This is a search for tags/categories assigned to blog posts by their authors. The terminology used for post tags varies across different blog platforms, but WordPress tags and categories, Blogspot labels, and Tumblr tags are all included.

This search feature has a number of purposes:

1. to give site users improved access to the content EMC has been aggregating since August 2012, so they can look for bloggers posting on topics they're interested in, explore what's happening in the early modern blogosphere, and so on.

2. to facilitate and encourage the proactive use of post categories/tags by groups of bloggers with shared interests. All searches can be bookmarked for reference, making it possible to create useful resources of blogging about specific news, topics, conferences, etc, in a similar fashion to Twitter hashtags. Bloggers could agree on a shared tag for posts, or an event organiser could announce one in advance, as is often done with Twitter hashtags.

Caveats and Work in Progress

This does not search post content, and it will not find any informal keywords/hashtags within the body of posts.

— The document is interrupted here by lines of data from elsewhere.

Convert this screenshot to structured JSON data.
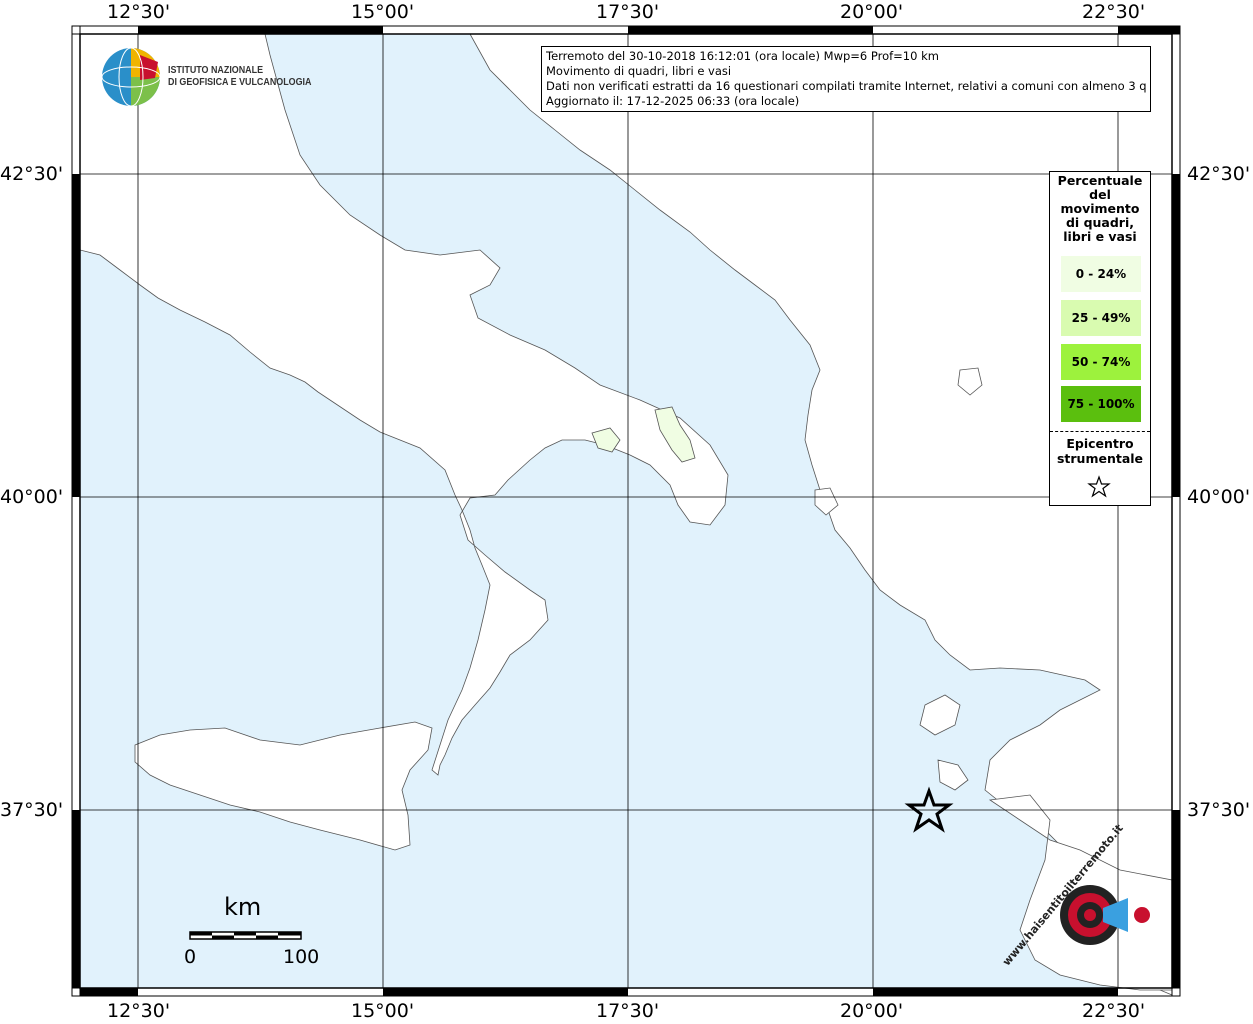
{
  "info": {
    "line1": "Terremoto del 30-10-2018 16:12:01 (ora locale) Mwp=6 Prof=10 km",
    "line2": "Movimento di quadri, libri e vasi",
    "line3": "Dati non verificati estratti da 16 questionari compilati tramite Internet, relativi a comuni con almeno 3 questionari.",
    "line4": "Aggiornato il: 17-12-2025 06:33 (ora locale)"
  },
  "logo": {
    "line1": "ISTITUTO NAZIONALE",
    "line2": "DI GEOFISICA E VULCANOLOGIA"
  },
  "axes": {
    "lon_labels": [
      "12°30'",
      "15°00'",
      "17°30'",
      "20°00'",
      "22°30'"
    ],
    "lat_labels": [
      "42°30'",
      "40°00'",
      "37°30'"
    ]
  },
  "legend": {
    "title": "Percentuale\ndel\nmovimento\ndi quadri,\nlibri e vasi",
    "items": [
      {
        "label": "0 - 24%",
        "color": "#f0fde3"
      },
      {
        "label": "25 - 49%",
        "color": "#d9fbb0"
      },
      {
        "label": "50 - 74%",
        "color": "#9df23d"
      },
      {
        "label": "75 - 100%",
        "color": "#5bbf0e"
      }
    ],
    "epicenter": "Epicentro\nstrumentale"
  },
  "scale": {
    "unit": "km",
    "min": "0",
    "max": "100"
  },
  "watermark": {
    "text": "www.haisentitoilterremoto.it"
  },
  "colors": {
    "sea": "#e1f2fc",
    "land": "#ffffff",
    "grid": "#000000"
  }
}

If EMC doesn't find any <category> tags for a post in the RSS feed it is classified as uncategorized. These and any <category> 'uncategorized' from the feed are omitted from search results. (It should always be borne in mind that some bloggers never use any kind of category or tag at all.)

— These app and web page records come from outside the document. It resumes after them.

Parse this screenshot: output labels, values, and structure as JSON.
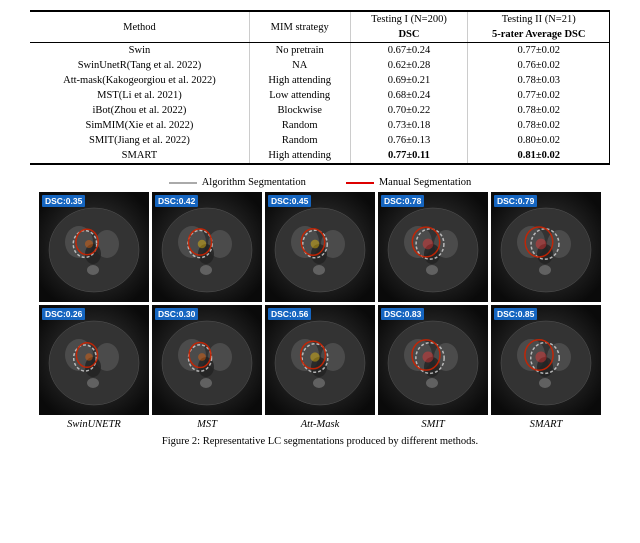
{
  "table": {
    "col_headers": [
      "Method",
      "MIM strategy",
      "Testing I (N=200)",
      "Testing II (N=21)"
    ],
    "sub_headers": [
      "",
      "",
      "DSC",
      "5-rater Average DSC"
    ],
    "rows": [
      {
        "method": "Swin",
        "mim": "No pretrain",
        "dsc1": "0.67±0.24",
        "dsc2": "0.77±0.02",
        "bold": false
      },
      {
        "method": "SwinUnetR(Tang et al. 2022)",
        "mim": "NA",
        "dsc1": "0.62±0.28",
        "dsc2": "0.76±0.02",
        "bold": false
      },
      {
        "method": "Att-mask(Kakogeorgiou et al. 2022)",
        "mim": "High attending",
        "dsc1": "0.69±0.21",
        "dsc2": "0.78±0.03",
        "bold": false
      },
      {
        "method": "MST(Li et al. 2021)",
        "mim": "Low attending",
        "dsc1": "0.68±0.24",
        "dsc2": "0.77±0.02",
        "bold": false
      },
      {
        "method": "iBot(Zhou et al. 2022)",
        "mim": "Blockwise",
        "dsc1": "0.70±0.22",
        "dsc2": "0.78±0.02",
        "bold": false
      },
      {
        "method": "SimMIM(Xie et al. 2022)",
        "mim": "Random",
        "dsc1": "0.73±0.18",
        "dsc2": "0.78±0.02",
        "bold": false
      },
      {
        "method": "SMIT(Jiang et al. 2022)",
        "mim": "Random",
        "dsc1": "0.76±0.13",
        "dsc2": "0.80±0.02",
        "bold": false
      },
      {
        "method": "SMART",
        "mim": "High attending",
        "dsc1": "0.77±0.11",
        "dsc2": "0.81±0.02",
        "bold": true
      }
    ]
  },
  "legend": {
    "algo": "Algorithm Segmentation",
    "manual": "Manual Segmentation"
  },
  "top_row_images": [
    {
      "dsc": "DSC:0.35"
    },
    {
      "dsc": "DSC:0.42"
    },
    {
      "dsc": "DSC:0.45"
    },
    {
      "dsc": "DSC:0.78"
    },
    {
      "dsc": "DSC:0.79"
    }
  ],
  "bottom_row_images": [
    {
      "dsc": "DSC:0.26"
    },
    {
      "dsc": "DSC:0.30"
    },
    {
      "dsc": "DSC:0.56"
    },
    {
      "dsc": "DSC:0.83"
    },
    {
      "dsc": "DSC:0.85"
    }
  ],
  "method_labels": [
    "SwinUNETR",
    "MST",
    "Att-Mask",
    "SMIT",
    "SMART"
  ],
  "caption": "Figure 2: Representative LC segmentations produced by different methods."
}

This will not be a 'real time' search, although EMC updates content every few hours so it's never very far behind events.

The search is at present quite basic and limited. I plan to add a number of more sophisticated features in the future including the ability to filter by blog tags and by dates. I may also introduce RSS feeds for search queries at some point.

Constructing Search Query URLs

If you'd like to use an event tag, it's possible to work out in advance what the URL will be, without needing to visit EMC and run the search manually (though you might be advised to check it works!). But you'll need to use URL encoding as appropriate for any spaces or punctuation in the tag (so it might be a good idea to avoid them).

This is the basic structure:

http://emc.historycarnival.org/searchcat?s={search term or phrase}

For example, the URL for a simple search for categories containing London:

http://emc.historycarnival.org/searchcat?s=london

The URL for a search for the exact category Gunpowder Plot:

http://emc.historycarnival.org/searchcat?s=Gunpowder%20Plot&exact=on

In this more complex URL, %20 is the URL encoding for a space between words and &exact=on adds the exact category requirement.

I'll do my best to ensure that the basic URL construction (searchcat?s=...) is stable and persistent as long as the site is around.